To do
Every line holding "Include" should be copied from the records below.

Component data from apps and pages:
_ _ _ _ _

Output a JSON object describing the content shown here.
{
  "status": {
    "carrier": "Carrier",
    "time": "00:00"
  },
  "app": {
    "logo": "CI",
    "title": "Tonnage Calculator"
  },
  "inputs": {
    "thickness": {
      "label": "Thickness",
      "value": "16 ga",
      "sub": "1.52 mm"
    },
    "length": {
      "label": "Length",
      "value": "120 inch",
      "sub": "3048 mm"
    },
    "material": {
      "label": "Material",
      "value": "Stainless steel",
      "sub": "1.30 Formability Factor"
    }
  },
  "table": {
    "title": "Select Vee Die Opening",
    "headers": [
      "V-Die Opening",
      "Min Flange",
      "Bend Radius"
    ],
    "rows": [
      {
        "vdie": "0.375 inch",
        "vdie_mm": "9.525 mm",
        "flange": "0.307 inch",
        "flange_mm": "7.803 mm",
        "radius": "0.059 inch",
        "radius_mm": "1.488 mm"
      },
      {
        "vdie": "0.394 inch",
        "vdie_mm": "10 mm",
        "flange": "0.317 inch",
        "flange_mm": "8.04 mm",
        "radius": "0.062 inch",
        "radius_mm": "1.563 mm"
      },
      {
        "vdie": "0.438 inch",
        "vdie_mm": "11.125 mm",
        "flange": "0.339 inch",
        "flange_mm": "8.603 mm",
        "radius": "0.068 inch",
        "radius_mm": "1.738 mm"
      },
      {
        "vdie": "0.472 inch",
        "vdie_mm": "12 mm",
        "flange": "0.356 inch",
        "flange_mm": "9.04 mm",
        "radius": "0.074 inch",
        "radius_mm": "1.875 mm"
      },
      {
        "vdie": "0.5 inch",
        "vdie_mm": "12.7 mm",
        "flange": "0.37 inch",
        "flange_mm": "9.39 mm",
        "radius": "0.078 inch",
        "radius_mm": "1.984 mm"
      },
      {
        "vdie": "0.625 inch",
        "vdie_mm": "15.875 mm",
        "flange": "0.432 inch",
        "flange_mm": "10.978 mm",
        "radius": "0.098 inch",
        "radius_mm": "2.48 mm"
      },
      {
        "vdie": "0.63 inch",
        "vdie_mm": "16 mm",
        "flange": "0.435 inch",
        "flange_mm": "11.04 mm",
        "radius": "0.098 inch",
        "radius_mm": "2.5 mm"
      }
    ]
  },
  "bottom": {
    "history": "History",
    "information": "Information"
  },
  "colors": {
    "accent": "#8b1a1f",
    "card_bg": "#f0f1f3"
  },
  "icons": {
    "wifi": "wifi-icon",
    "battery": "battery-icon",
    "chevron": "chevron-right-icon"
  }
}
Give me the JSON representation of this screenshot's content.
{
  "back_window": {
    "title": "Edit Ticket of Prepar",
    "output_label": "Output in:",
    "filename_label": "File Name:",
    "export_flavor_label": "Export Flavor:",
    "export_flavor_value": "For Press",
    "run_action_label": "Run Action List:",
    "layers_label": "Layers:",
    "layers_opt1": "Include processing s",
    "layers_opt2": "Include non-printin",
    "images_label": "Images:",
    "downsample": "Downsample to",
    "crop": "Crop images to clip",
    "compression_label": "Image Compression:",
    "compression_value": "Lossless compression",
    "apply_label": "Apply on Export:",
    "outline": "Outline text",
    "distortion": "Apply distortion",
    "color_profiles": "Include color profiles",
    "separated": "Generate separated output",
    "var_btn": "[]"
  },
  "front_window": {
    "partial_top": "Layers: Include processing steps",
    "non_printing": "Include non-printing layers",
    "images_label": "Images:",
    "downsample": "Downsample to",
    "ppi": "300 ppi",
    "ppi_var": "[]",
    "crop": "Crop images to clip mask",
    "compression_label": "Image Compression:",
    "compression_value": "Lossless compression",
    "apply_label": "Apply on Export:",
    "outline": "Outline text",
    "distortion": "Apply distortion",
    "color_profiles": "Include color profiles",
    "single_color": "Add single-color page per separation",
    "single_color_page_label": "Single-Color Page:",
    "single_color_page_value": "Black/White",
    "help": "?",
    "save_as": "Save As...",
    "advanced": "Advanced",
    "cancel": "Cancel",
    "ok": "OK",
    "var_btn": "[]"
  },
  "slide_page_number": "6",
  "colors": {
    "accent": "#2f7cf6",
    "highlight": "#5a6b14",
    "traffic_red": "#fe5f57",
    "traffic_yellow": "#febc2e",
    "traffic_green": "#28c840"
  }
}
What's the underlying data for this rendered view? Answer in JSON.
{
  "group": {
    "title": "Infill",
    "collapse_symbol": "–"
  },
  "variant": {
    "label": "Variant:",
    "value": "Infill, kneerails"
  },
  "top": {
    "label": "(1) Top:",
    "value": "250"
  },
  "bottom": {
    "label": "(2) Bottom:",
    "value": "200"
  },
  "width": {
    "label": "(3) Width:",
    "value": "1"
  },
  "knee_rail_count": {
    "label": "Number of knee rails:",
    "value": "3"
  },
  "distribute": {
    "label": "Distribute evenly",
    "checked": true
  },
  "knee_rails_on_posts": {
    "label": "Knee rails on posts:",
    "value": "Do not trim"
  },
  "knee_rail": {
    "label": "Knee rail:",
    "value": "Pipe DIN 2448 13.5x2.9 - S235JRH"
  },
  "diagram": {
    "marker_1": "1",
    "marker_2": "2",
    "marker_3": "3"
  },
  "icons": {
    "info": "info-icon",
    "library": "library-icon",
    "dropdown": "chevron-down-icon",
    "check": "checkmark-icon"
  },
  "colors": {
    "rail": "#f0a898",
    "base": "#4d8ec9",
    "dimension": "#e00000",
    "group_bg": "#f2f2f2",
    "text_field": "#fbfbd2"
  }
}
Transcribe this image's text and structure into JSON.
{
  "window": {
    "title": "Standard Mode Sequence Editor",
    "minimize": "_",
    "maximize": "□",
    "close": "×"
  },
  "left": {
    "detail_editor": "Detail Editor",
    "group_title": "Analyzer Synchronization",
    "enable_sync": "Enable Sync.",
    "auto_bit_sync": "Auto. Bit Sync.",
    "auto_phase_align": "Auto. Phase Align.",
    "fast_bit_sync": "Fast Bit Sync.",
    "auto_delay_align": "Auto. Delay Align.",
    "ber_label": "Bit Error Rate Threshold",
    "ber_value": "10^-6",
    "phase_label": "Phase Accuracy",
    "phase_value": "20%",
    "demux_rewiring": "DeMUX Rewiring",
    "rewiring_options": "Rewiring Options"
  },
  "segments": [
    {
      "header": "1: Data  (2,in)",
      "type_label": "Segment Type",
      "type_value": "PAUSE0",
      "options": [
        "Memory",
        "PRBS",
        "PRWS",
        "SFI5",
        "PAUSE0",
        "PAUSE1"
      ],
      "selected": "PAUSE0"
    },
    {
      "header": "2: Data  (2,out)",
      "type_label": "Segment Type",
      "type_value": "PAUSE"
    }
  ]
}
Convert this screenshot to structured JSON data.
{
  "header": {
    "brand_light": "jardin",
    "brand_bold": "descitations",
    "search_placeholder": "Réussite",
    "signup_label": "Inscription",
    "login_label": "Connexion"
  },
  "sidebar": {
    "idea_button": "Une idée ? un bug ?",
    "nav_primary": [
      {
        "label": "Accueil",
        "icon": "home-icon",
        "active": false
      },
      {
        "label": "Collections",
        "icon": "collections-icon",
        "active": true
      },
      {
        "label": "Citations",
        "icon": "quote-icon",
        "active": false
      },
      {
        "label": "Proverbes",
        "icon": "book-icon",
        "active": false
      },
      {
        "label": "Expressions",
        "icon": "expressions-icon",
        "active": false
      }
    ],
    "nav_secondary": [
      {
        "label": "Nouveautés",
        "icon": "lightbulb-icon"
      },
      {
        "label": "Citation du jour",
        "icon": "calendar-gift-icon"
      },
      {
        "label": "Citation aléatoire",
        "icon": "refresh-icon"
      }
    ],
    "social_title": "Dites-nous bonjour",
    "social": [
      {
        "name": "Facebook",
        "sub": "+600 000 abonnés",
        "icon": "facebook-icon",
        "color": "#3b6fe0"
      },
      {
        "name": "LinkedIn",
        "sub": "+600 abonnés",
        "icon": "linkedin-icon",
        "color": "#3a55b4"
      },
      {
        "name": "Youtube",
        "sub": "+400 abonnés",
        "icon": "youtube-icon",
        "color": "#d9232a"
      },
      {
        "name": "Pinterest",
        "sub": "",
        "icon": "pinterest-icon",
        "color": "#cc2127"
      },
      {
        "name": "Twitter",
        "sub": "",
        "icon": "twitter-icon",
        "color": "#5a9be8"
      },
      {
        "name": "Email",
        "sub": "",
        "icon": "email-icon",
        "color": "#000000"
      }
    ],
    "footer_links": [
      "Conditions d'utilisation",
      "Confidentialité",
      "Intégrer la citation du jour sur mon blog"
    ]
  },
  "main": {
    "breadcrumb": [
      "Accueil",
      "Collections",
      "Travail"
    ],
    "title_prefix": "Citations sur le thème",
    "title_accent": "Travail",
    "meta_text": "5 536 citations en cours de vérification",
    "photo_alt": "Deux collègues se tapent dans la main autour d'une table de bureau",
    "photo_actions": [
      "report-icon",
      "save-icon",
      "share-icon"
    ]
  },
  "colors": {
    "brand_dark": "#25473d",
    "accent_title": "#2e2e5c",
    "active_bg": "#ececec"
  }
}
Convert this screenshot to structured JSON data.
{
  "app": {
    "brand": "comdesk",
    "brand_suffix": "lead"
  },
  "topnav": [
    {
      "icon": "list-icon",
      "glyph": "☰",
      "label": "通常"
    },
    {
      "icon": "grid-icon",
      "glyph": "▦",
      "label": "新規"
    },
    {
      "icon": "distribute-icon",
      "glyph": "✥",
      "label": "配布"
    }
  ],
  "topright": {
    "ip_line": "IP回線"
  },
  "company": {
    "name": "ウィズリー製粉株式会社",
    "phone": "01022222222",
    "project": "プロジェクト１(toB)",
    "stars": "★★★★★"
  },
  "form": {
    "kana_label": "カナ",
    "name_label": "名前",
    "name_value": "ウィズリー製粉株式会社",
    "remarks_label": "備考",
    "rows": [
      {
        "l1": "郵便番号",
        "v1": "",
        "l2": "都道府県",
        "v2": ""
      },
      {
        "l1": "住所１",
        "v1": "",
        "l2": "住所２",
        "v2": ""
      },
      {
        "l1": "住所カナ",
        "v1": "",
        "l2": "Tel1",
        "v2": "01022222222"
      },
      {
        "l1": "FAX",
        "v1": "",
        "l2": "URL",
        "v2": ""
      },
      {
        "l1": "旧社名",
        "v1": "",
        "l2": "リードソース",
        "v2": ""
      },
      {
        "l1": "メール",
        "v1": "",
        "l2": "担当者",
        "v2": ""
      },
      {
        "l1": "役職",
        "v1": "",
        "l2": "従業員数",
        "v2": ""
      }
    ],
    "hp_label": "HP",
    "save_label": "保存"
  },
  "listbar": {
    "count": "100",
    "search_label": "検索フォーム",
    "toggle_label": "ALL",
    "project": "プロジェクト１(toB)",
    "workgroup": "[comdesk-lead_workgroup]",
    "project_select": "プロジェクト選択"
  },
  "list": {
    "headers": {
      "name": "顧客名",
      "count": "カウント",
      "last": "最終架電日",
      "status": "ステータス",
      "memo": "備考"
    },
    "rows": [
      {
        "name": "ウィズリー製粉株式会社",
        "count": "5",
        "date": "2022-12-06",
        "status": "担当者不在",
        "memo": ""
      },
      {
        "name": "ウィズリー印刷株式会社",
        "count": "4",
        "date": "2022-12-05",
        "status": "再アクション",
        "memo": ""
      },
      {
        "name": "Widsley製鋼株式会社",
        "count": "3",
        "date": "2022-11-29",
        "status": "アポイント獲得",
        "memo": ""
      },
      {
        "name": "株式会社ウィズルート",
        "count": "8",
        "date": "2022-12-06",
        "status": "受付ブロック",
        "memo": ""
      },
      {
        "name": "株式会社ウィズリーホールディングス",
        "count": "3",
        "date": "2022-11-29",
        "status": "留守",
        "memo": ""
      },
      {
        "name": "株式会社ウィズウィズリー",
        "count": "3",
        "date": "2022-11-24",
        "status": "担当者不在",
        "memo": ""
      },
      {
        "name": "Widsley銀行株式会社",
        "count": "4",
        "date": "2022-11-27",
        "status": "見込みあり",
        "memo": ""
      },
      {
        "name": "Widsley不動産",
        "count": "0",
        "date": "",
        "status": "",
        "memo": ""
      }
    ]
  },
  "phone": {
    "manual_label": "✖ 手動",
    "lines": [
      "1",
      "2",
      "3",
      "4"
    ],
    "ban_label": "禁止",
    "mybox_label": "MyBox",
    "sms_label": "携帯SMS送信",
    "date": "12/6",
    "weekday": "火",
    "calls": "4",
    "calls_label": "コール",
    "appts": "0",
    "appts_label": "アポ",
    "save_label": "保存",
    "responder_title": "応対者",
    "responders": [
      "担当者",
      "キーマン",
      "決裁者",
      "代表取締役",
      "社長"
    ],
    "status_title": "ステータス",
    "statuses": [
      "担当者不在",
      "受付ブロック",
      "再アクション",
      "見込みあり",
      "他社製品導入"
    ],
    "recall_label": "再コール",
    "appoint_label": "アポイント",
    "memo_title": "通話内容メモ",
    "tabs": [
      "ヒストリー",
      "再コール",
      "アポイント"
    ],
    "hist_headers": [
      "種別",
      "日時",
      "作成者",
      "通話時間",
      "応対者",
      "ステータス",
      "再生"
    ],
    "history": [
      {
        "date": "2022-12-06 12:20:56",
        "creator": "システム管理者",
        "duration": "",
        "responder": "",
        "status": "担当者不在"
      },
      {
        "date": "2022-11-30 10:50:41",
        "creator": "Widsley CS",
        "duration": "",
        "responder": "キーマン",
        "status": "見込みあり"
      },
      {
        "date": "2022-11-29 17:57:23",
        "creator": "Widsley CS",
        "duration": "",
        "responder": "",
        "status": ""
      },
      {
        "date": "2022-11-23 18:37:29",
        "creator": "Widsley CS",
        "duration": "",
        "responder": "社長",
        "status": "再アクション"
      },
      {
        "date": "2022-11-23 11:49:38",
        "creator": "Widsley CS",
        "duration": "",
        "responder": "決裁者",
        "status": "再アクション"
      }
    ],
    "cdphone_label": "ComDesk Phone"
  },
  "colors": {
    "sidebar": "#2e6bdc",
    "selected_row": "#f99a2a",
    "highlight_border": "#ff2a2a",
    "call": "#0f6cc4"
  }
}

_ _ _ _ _

Exercise response
    "layers_opt1": "Include processing s",
    "layers_opt2": "Include non-printin",
    "color_profiles": "Include color profiles",
    "partial_top": "Layers: Include processing steps",
    "non_printing": "Include non-printing layers",
    "color_profiles": "Include color profiles",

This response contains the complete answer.